▶ [What you need to do]: Without the pictures, give the records again exactly as they appear.

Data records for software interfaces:
**********

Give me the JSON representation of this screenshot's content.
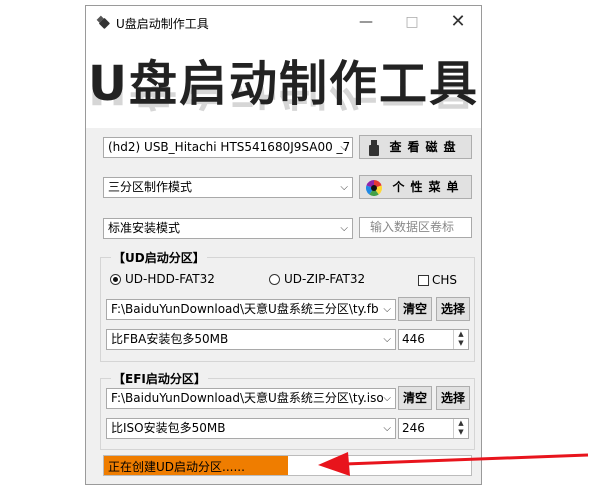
{
  "window": {
    "title": "U盘启动制作工具",
    "banner": "U盘启动制作工具"
  },
  "titlebar_buttons": {
    "minimize": "—",
    "maximize": "□",
    "close": "✕"
  },
  "disk_select": {
    "value": "(hd2) USB_Hitachi HTS541680J9SA00 _7"
  },
  "check_disk_button": {
    "label": "查看磁盘",
    "icon": "usb-drive-icon"
  },
  "mode_select": {
    "value": "三分区制作模式"
  },
  "personal_menu_button": {
    "label": "个性菜单",
    "icon": "color-wheel-icon"
  },
  "install_mode_select": {
    "value": "标准安装模式"
  },
  "volume_label_input": {
    "placeholder": "输入数据区卷标"
  },
  "ud_group": {
    "title": "【UD启动分区】",
    "radio_hdd": "UD-HDD-FAT32",
    "radio_hdd_checked": true,
    "radio_zip": "UD-ZIP-FAT32",
    "radio_zip_checked": false,
    "chs_label": "CHS",
    "chs_checked": false,
    "file_path": "F:\\BaiduYunDownload\\天意U盘系统三分区\\ty.fb",
    "clear_label": "清空",
    "select_label": "选择",
    "size_option": "比FBA安装包多50MB",
    "size_value": "446"
  },
  "efi_group": {
    "title": "【EFI启动分区】",
    "file_path": "F:\\BaiduYunDownload\\天意U盘系统三分区\\ty.iso",
    "clear_label": "清空",
    "select_label": "选择",
    "size_option": "比ISO安装包多50MB",
    "size_value": "246"
  },
  "progress": {
    "text": "正在创建UD启动分区......",
    "fraction": 0.5,
    "color": "#ef7d00"
  },
  "annotation": {
    "arrow_color": "#e8141c"
  }
}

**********

▶ [Output for this exercise]:
Give me the JSON representation of this screenshot's content.
{
  "window": {
    "title": "U盘启动制作工具",
    "banner": "U盘启动制作工具"
  },
  "titlebar_buttons": {
    "minimize": "—",
    "maximize": "□",
    "close": "✕"
  },
  "disk_select": {
    "value": "(hd2) USB_Hitachi HTS541680J9SA00 _7"
  },
  "check_disk_button": {
    "label": "查看磁盘",
    "icon": "usb-drive-icon"
  },
  "mode_select": {
    "value": "三分区制作模式"
  },
  "personal_menu_button": {
    "label": "个性菜单",
    "icon": "color-wheel-icon"
  },
  "install_mode_select": {
    "value": "标准安装模式"
  },
  "volume_label_input": {
    "placeholder": "输入数据区卷标"
  },
  "ud_group": {
    "title": "【UD启动分区】",
    "radio_hdd": "UD-HDD-FAT32",
    "radio_hdd_checked": true,
    "radio_zip": "UD-ZIP-FAT32",
    "radio_zip_checked": false,
    "chs_label": "CHS",
    "chs_checked": false,
    "file_path": "F:\\BaiduYunDownload\\天意U盘系统三分区\\ty.fb",
    "clear_label": "清空",
    "select_label": "选择",
    "size_option": "比FBA安装包多50MB",
    "size_value": "446"
  },
  "efi_group": {
    "title": "【EFI启动分区】",
    "file_path": "F:\\BaiduYunDownload\\天意U盘系统三分区\\ty.iso",
    "clear_label": "清空",
    "select_label": "选择",
    "size_option": "比ISO安装包多50MB",
    "size_value": "246"
  },
  "progress": {
    "text": "正在创建UD启动分区......",
    "fraction": 0.5,
    "color": "#ef7d00"
  },
  "annotation": {
    "arrow_color": "#e8141c"
  }
}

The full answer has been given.